New Balance Realrun (10km)
Sun, 17 Oct 2010
Changi Exhibition Centre
5 years on, 168685643++ long runs later, I return to Changi to race the Realrun route once again.
It’s always windy on weekends here, at the end of the known world, facing east, where the tarmac at Changi Exhibition Centre runs away past the Northop Grumman house and into the messy trail. The runway, which everyone complains about, has 89 lamp-posts. The beach, which everyone dreads, is longer this year.
I’ve ran this route – or some combination of trail, road, runway and beach – at least 15 times. And I will continue to do so, every year, until I’m given the order to stop. For me and the fifteen others from the Police-KINS running team, running Realrun is so much not just about duty or responsibility. It’s about nostalgia. It’s about the sheer memory of running a route which has, in some way or another, profoundly affected the way we love running.
5 years down from my first Realrun at Sentosa, I still tend to fear the weather. There are clouds hovering over the starting line at 0700 hrs. So, our team captain tells us: “your objective today is to outrun the rain.” And then we perform the customary squeeze to the starting line to get places so we have a headstart over other Police units (Coast Guard, Police HQ, J Division, TRACOM).
But its the other people at the starting line who reassure me that I’m running right: Roy gives me a wave, Benedict says hello, an uncle accepts my offer to share a drink, and I see Madan’s back. After the horn sounds, I pass Nic Tey on the trail. We say hi.
As usual, the trail is tough. I nearly shatter my ankle in soft sand, and my pacer (Firdaus) has gone so far ahead that he is blue smudge against the dust of the runners in front. Then, 2km of runway without shade. A commander from my unit waits at the start of the park trail. And then: beach.
I love the sand at Changi beach park. When the runners ahead of me force me into the waves, I feel like I’m surfing the tide. My shoes get soaked, and the last 2 km of runway back to the exhibition centre is hell. The sun is full in my face. There are no dark clouds in the sky. But I pass people who slow down and reach the finishing line in 44:19.
When my team captain returns, I ask him: “Where’s your rain?”
5 years past, and this is the first Realrun where I’ve not hit a PB. But there’s more to running than excuses, or award ceremonies, or trophies, or cash. As Benedict and I wait for the results, I wish I had the courage to shake hands with all the Gurkhas who have beaten me again and again. There’s more to Sundays than two polar opposites.
Because, as I leave the exhibition centre, the shade-less walk makes me sweat buckets.
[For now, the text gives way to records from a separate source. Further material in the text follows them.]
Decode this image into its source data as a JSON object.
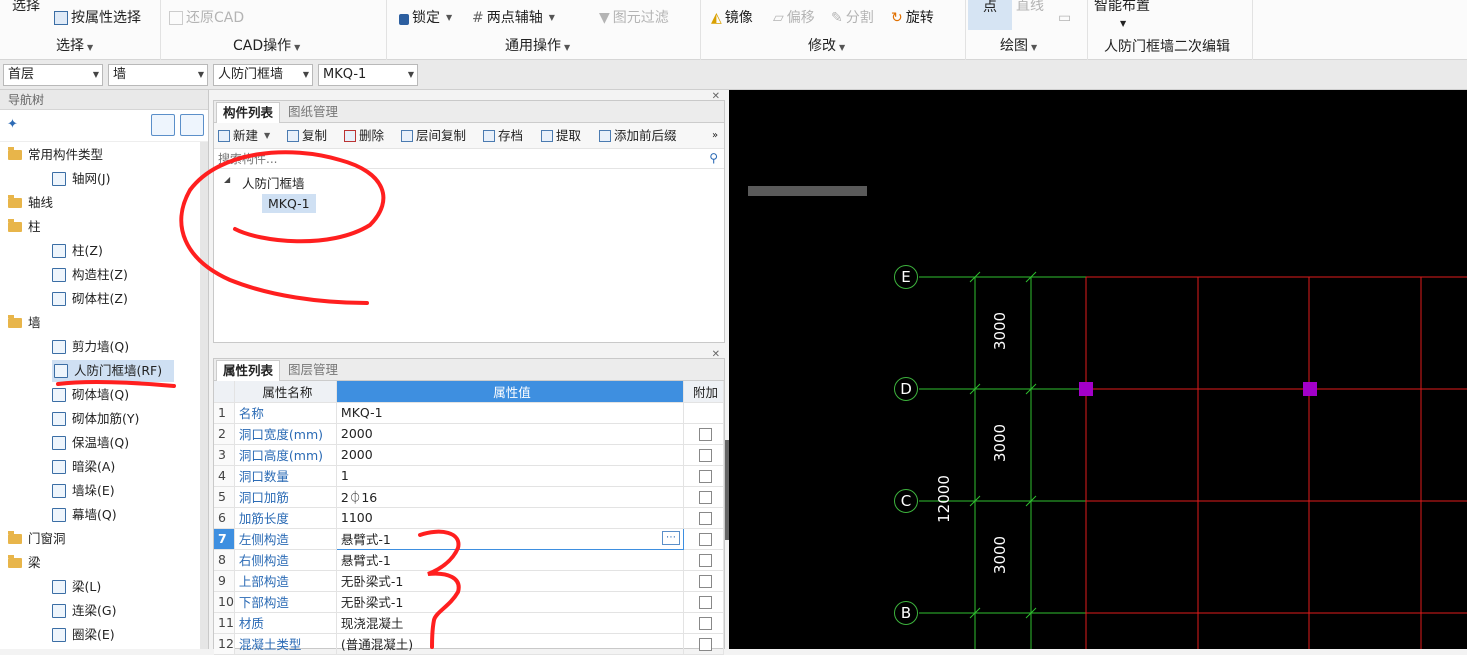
{
  "ribbon": {
    "select_top": "选择",
    "select_by_property": "按属性选择",
    "restore_cad": "还原CAD",
    "lock": "锁定",
    "two_point_axis": "两点辅轴",
    "filter_elements": "图元过滤",
    "mirror": "镜像",
    "offset": "偏移",
    "split": "分割",
    "rotate": "旋转",
    "point": "点",
    "line": "直线",
    "smart_layout": "智能布置",
    "groups": {
      "select": "选择",
      "cad_ops": "CAD操作",
      "common_ops": "通用操作",
      "modify": "修改",
      "draw": "绘图",
      "secondary_edit": "人防门框墙二次编辑"
    }
  },
  "filters": {
    "floor": "首层",
    "category": "墙",
    "type": "人防门框墙",
    "component": "MKQ-1"
  },
  "nav": {
    "header": "导航树",
    "items": [
      {
        "label": "常用构件类型",
        "kind": "folder"
      },
      {
        "label": "轴网(J)",
        "kind": "child"
      },
      {
        "label": "轴线",
        "kind": "folder"
      },
      {
        "label": "柱",
        "kind": "folder"
      },
      {
        "label": "柱(Z)",
        "kind": "child"
      },
      {
        "label": "构造柱(Z)",
        "kind": "child"
      },
      {
        "label": "砌体柱(Z)",
        "kind": "child"
      },
      {
        "label": "墙",
        "kind": "folder"
      },
      {
        "label": "剪力墙(Q)",
        "kind": "child"
      },
      {
        "label": "人防门框墙(RF)",
        "kind": "child",
        "selected": true
      },
      {
        "label": "砌体墙(Q)",
        "kind": "child"
      },
      {
        "label": "砌体加筋(Y)",
        "kind": "child"
      },
      {
        "label": "保温墙(Q)",
        "kind": "child"
      },
      {
        "label": "暗梁(A)",
        "kind": "child"
      },
      {
        "label": "墙垛(E)",
        "kind": "child"
      },
      {
        "label": "幕墙(Q)",
        "kind": "child"
      },
      {
        "label": "门窗洞",
        "kind": "folder"
      },
      {
        "label": "梁",
        "kind": "folder"
      },
      {
        "label": "梁(L)",
        "kind": "child"
      },
      {
        "label": "连梁(G)",
        "kind": "child"
      },
      {
        "label": "圈梁(E)",
        "kind": "child"
      }
    ]
  },
  "components_panel": {
    "tab_active": "构件列表",
    "tab_inactive": "图纸管理",
    "toolbar": [
      "新建",
      "复制",
      "删除",
      "层间复制",
      "存档",
      "提取",
      "添加前后缀"
    ],
    "search_placeholder": "搜索构件...",
    "tree_root": "人防门框墙",
    "tree_child": "MKQ-1"
  },
  "props_panel": {
    "tab_active": "属性列表",
    "tab_inactive": "图层管理",
    "col_name": "属性名称",
    "col_value": "属性值",
    "col_extra": "附加",
    "rows": [
      {
        "num": "1",
        "name": "名称",
        "value": "MKQ-1",
        "has_check": false
      },
      {
        "num": "2",
        "name": "洞口宽度(mm)",
        "value": "2000",
        "has_check": true
      },
      {
        "num": "3",
        "name": "洞口高度(mm)",
        "value": "2000",
        "has_check": true
      },
      {
        "num": "4",
        "name": "洞口数量",
        "value": "1",
        "has_check": true
      },
      {
        "num": "5",
        "name": "洞口加筋",
        "value": "2⏀16",
        "has_check": true
      },
      {
        "num": "6",
        "name": "加筋长度",
        "value": "1100",
        "has_check": true
      },
      {
        "num": "7",
        "name": "左侧构造",
        "value": "悬臂式-1",
        "has_check": true
      },
      {
        "num": "8",
        "name": "右侧构造",
        "value": "悬臂式-1",
        "has_check": true
      },
      {
        "num": "9",
        "name": "上部构造",
        "value": "无卧梁式-1",
        "has_check": true
      },
      {
        "num": "10",
        "name": "下部构造",
        "value": "无卧梁式-1",
        "has_check": true
      },
      {
        "num": "11",
        "name": "材质",
        "value": "现浇混凝土",
        "has_check": true
      },
      {
        "num": "12",
        "name": "混凝土类型",
        "value": "(普通混凝土)",
        "has_check": true
      }
    ]
  },
  "cad": {
    "axes": [
      "E",
      "D",
      "C",
      "B"
    ],
    "dims": [
      "3000",
      "3000",
      "3000"
    ],
    "total": "12000",
    "colors": {
      "grid_green": "#2fbf2f",
      "grid_red": "#e01b1b",
      "node": "#a300c9"
    }
  }
}
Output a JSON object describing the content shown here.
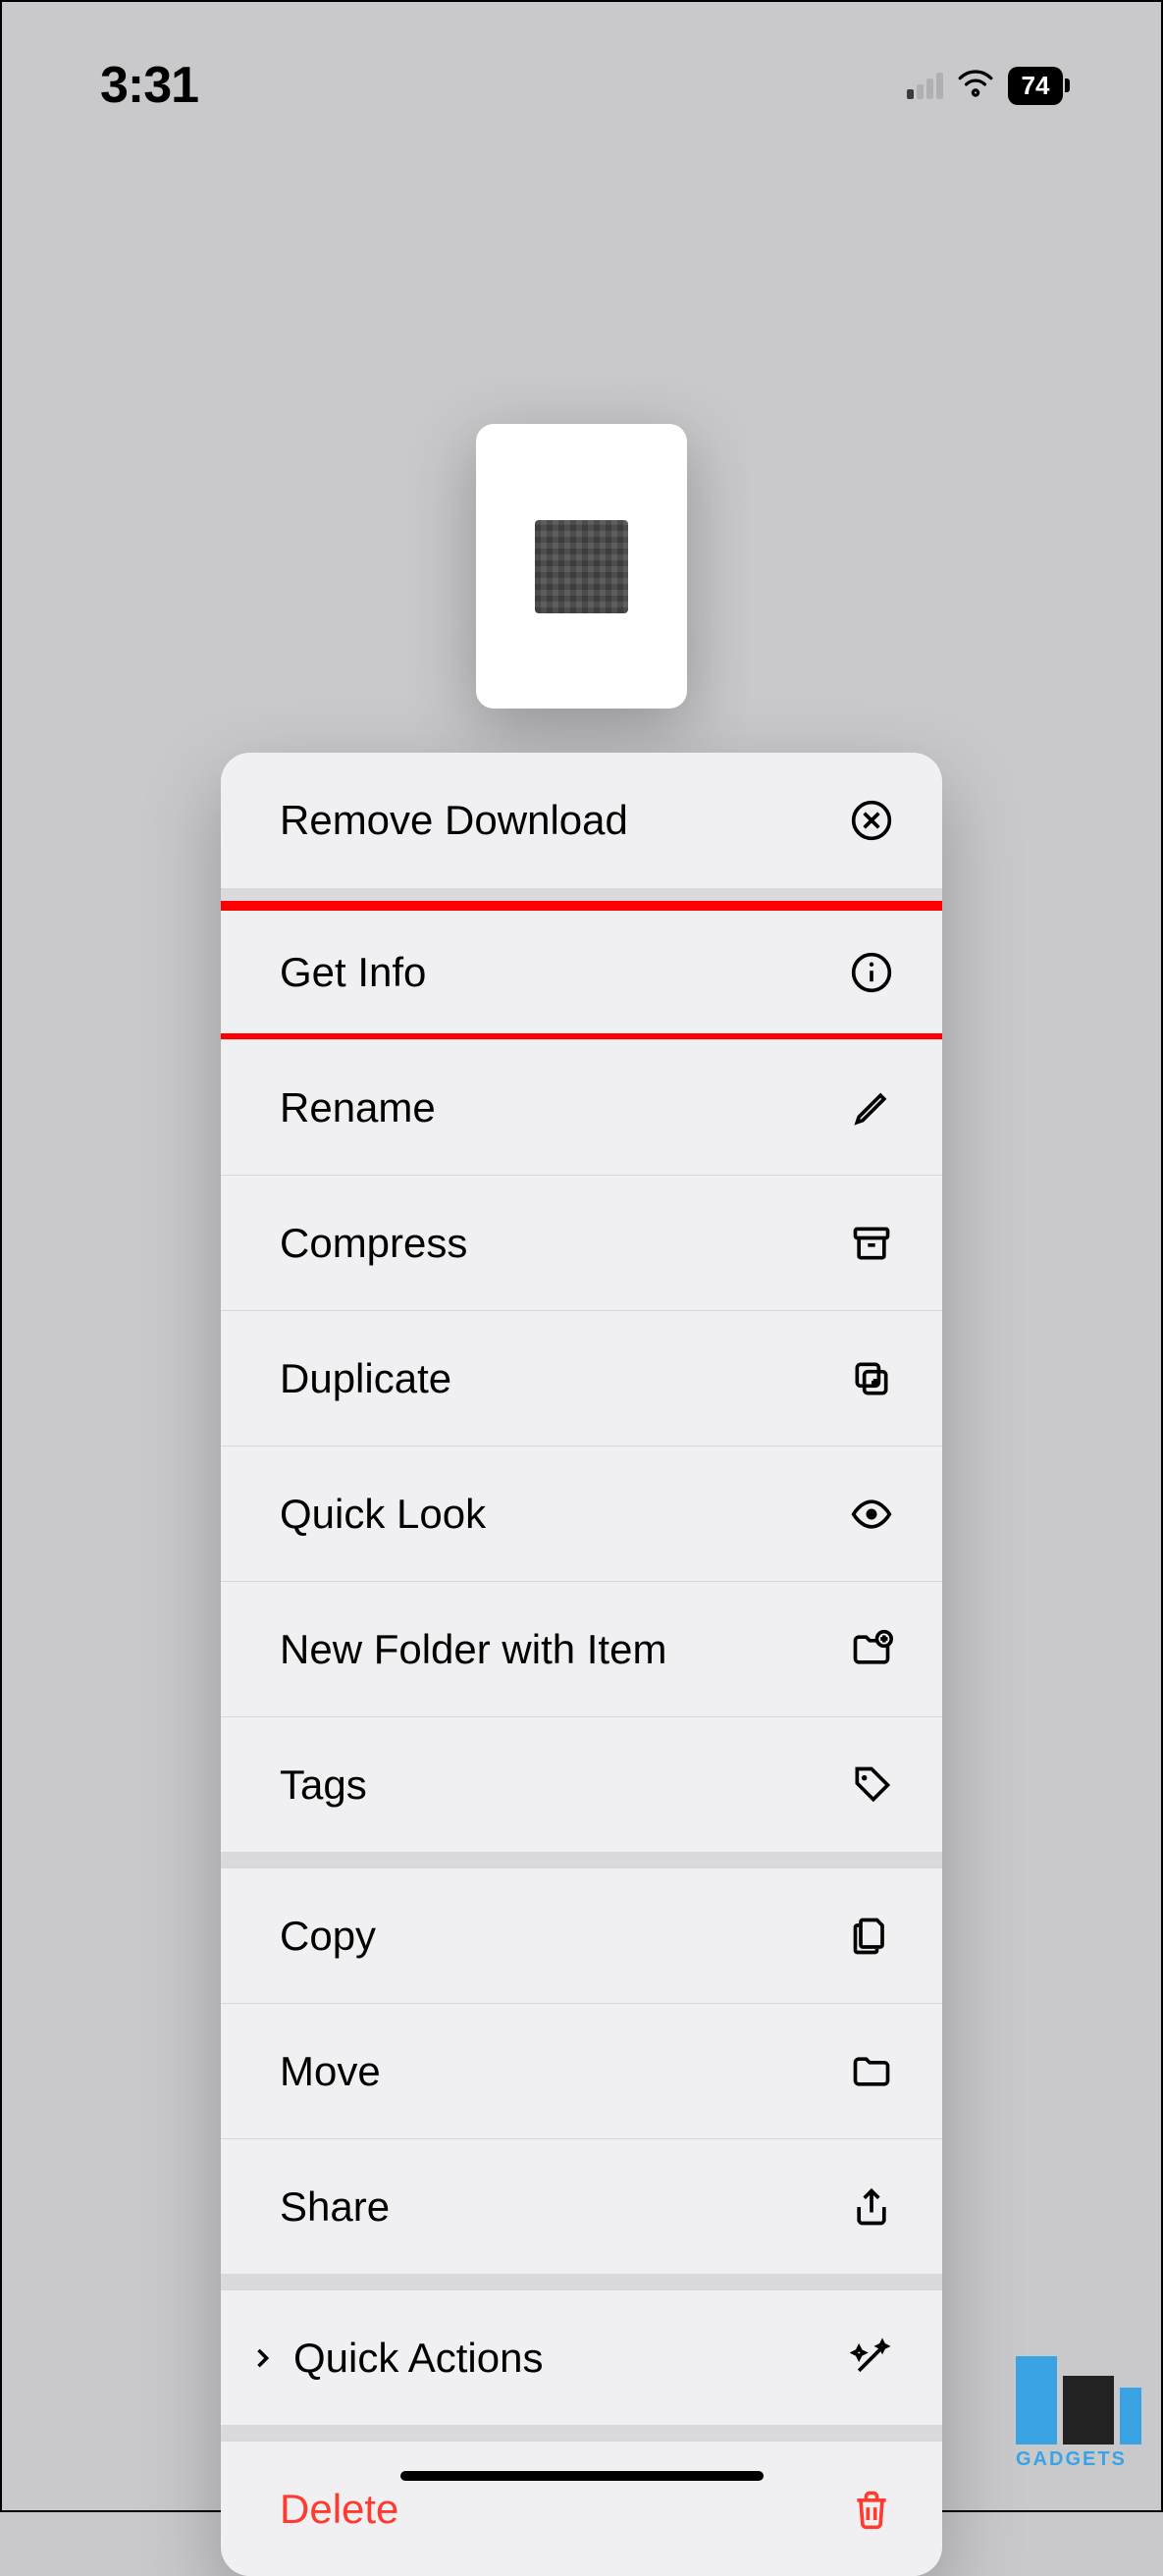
{
  "status": {
    "time": "3:31",
    "battery": "74"
  },
  "menu": {
    "remove_download": "Remove Download",
    "get_info": "Get Info",
    "rename": "Rename",
    "compress": "Compress",
    "duplicate": "Duplicate",
    "quick_look": "Quick Look",
    "new_folder": "New Folder with Item",
    "tags": "Tags",
    "copy": "Copy",
    "move": "Move",
    "share": "Share",
    "quick_actions": "Quick Actions",
    "delete": "Delete"
  },
  "watermark": {
    "text": "GADGETS"
  }
}
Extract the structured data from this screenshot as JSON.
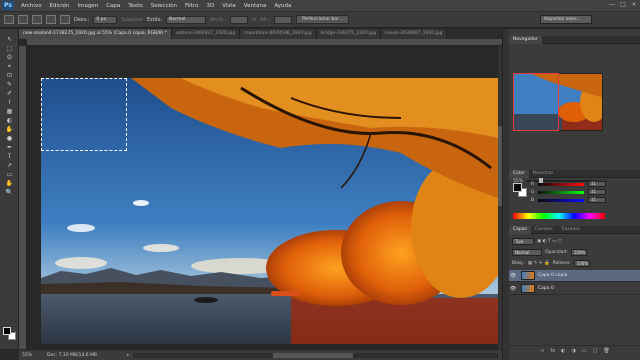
{
  "app": {
    "logo": "Ps"
  },
  "menu": [
    "Archivo",
    "Edición",
    "Imagen",
    "Capa",
    "Texto",
    "Selección",
    "Filtro",
    "3D",
    "Vista",
    "Ventana",
    "Ayuda"
  ],
  "window_controls": [
    "—",
    "□",
    "×"
  ],
  "options": {
    "feather_label": "Desv.:",
    "feather_value": "0 px",
    "smooth_label": "Suavizar",
    "style_label": "Estilo:",
    "style_value": "Normal",
    "width_label": "Anch.:",
    "height_label": "Alt.:",
    "refine_button": "Perfeccionar bor...",
    "workspace": "Aspectos esen..."
  },
  "tabs": [
    {
      "label": "new-zealand-1738275_1920.jpg al 55% (Capa 0 copia, RGB/8) *",
      "active": true
    },
    {
      "label": "ecbore-2466927_1920.jpg",
      "active": false
    },
    {
      "label": "mountains-6029596_1920.jpg",
      "active": false
    },
    {
      "label": "bridge-336475_1920.jpg",
      "active": false
    },
    {
      "label": "house-2636607_1920.jpg",
      "active": false
    }
  ],
  "tools": [
    "↖",
    "⬚",
    "ʘ",
    "⌖",
    "⊡",
    "✎",
    "✐",
    "⌇",
    "▦",
    "◐",
    "✋",
    "●",
    "✒",
    "T",
    "↗",
    "▭",
    "✋",
    "🔍"
  ],
  "status": {
    "zoom": "55%",
    "doc": "Doc: 7,10 MB/14,6 MB"
  },
  "navigator": {
    "title": "Navegador",
    "zoom": "55%"
  },
  "color_panel": {
    "tabs": [
      "Color",
      "Muestras"
    ],
    "channels": [
      {
        "name": "R",
        "value": "11",
        "color": "#e03a3a"
      },
      {
        "name": "G",
        "value": "11",
        "color": "#3ac83a"
      },
      {
        "name": "B",
        "value": "11",
        "color": "#3a5ae0"
      }
    ]
  },
  "layers_panel": {
    "tabs": [
      "Capas",
      "Canales",
      "Trazados"
    ],
    "kind_label": "Tipo",
    "blend_mode": "Normal",
    "opacity_label": "Opacidad:",
    "opacity_value": "100%",
    "lock_label": "Bloq.:",
    "fill_label": "Relleno:",
    "fill_value": "100%",
    "layers": [
      {
        "name": "Capa 0 copia",
        "active": true
      },
      {
        "name": "Capa 0",
        "active": false
      }
    ],
    "footer_icons": [
      "∞",
      "fx",
      "◐",
      "◑",
      "▭",
      "▢",
      "🗑"
    ]
  }
}
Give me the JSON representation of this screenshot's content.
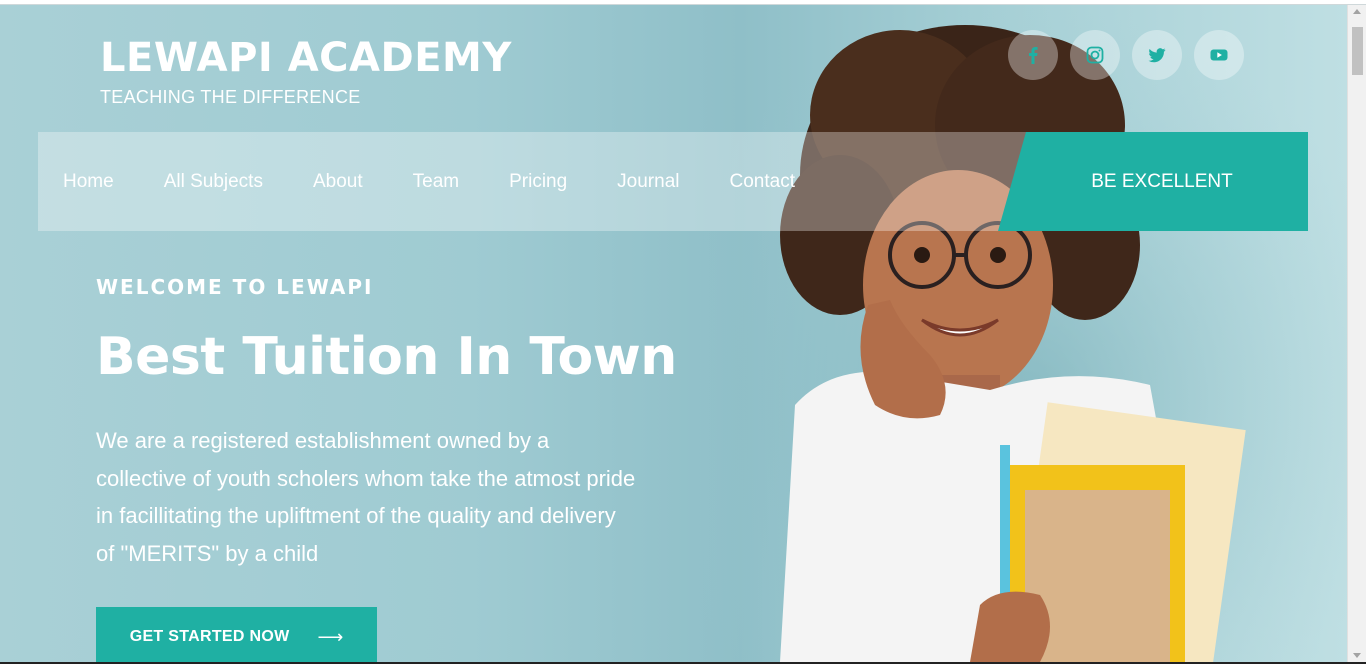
{
  "brand": {
    "title": "LEWAPI ACADEMY",
    "tagline": "TEACHING THE DIFFERENCE"
  },
  "social": [
    {
      "icon": "facebook-icon"
    },
    {
      "icon": "instagram-icon"
    },
    {
      "icon": "twitter-icon"
    },
    {
      "icon": "youtube-icon"
    }
  ],
  "nav": {
    "items": [
      "Home",
      "All Subjects",
      "About",
      "Team",
      "Pricing",
      "Journal",
      "Contact"
    ],
    "cta": "BE EXCELLENT"
  },
  "hero": {
    "welcome": "WELCOME TO LEWAPI",
    "headline": "Best Tuition In Town",
    "description": "We are a registered establishment owned by a collective of youth scholers whom take the atmost pride in facillitating the upliftment of the quality and delivery of \"MERITS\" by a child",
    "cta_label": "GET STARTED NOW",
    "cta_icon": "arrow-right-icon"
  },
  "colors": {
    "accent": "#1fb0a3",
    "hero_bg": "#a9d0d6",
    "text": "#ffffff"
  }
}
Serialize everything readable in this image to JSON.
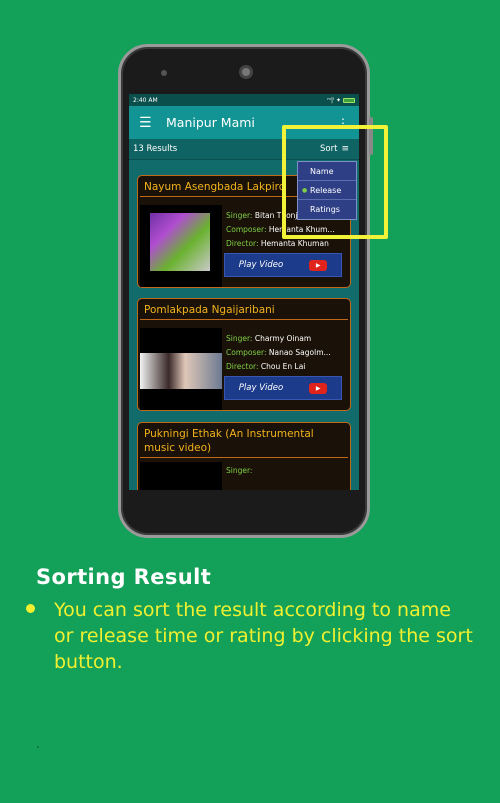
{
  "status_bar": {
    "time": "2:40 AM",
    "signal_text": "ᵐ|ˡ ✦"
  },
  "app_bar": {
    "title": "Manipur Mami",
    "menu_icon": "hamburger-icon",
    "overflow_icon": "more-vert-icon"
  },
  "results_bar": {
    "count_text": "13 Results",
    "sort_label": "Sort",
    "sort_icon": "sort-icon"
  },
  "sort_menu": {
    "items": [
      {
        "label": "Name",
        "checked": false
      },
      {
        "label": "Release",
        "checked": true
      },
      {
        "label": "Ratings",
        "checked": false
      }
    ]
  },
  "cards": [
    {
      "title": "Nayum Asengbada Lakpiro",
      "singer_label": "Singer:",
      "singer": "Bitan Thonj",
      "composer_label": "Composer:",
      "composer": "Hemanta Khum...",
      "director_label": "Director:",
      "director": "Hemanta Khuman",
      "play_label": "Play Video"
    },
    {
      "title": "Pomlakpada Ngaijaribani",
      "singer_label": "Singer:",
      "singer": "Charmy Oinam",
      "composer_label": "Composer:",
      "composer": "Nanao Sagolm...",
      "director_label": "Director:",
      "director": "Chou En Lai",
      "play_label": "Play Video"
    },
    {
      "title": "Pukningi Ethak (An Instrumental music video)",
      "singer_label": "Singer:",
      "singer": ""
    }
  ],
  "caption": {
    "heading": "Sorting Result",
    "bullet": "You can sort the result according to name or release time or rating by clicking the sort button."
  },
  "colors": {
    "background": "#13a15a",
    "app_bar": "#129494",
    "card_title": "#f2b21c",
    "meta_key": "#7fcf45",
    "play_button": "#1c3b8a",
    "highlight": "#f2f238",
    "caption_text": "#f0f030"
  }
}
The runway disappears into a watery mist beneath the noontime sun. The sky is clear. Sometimes the scenery from Changi looks pretty imposing. Sometimes it looks like a mirage. But it always looks beautiful.
5 years gone – and I think I’ve learnt a lot.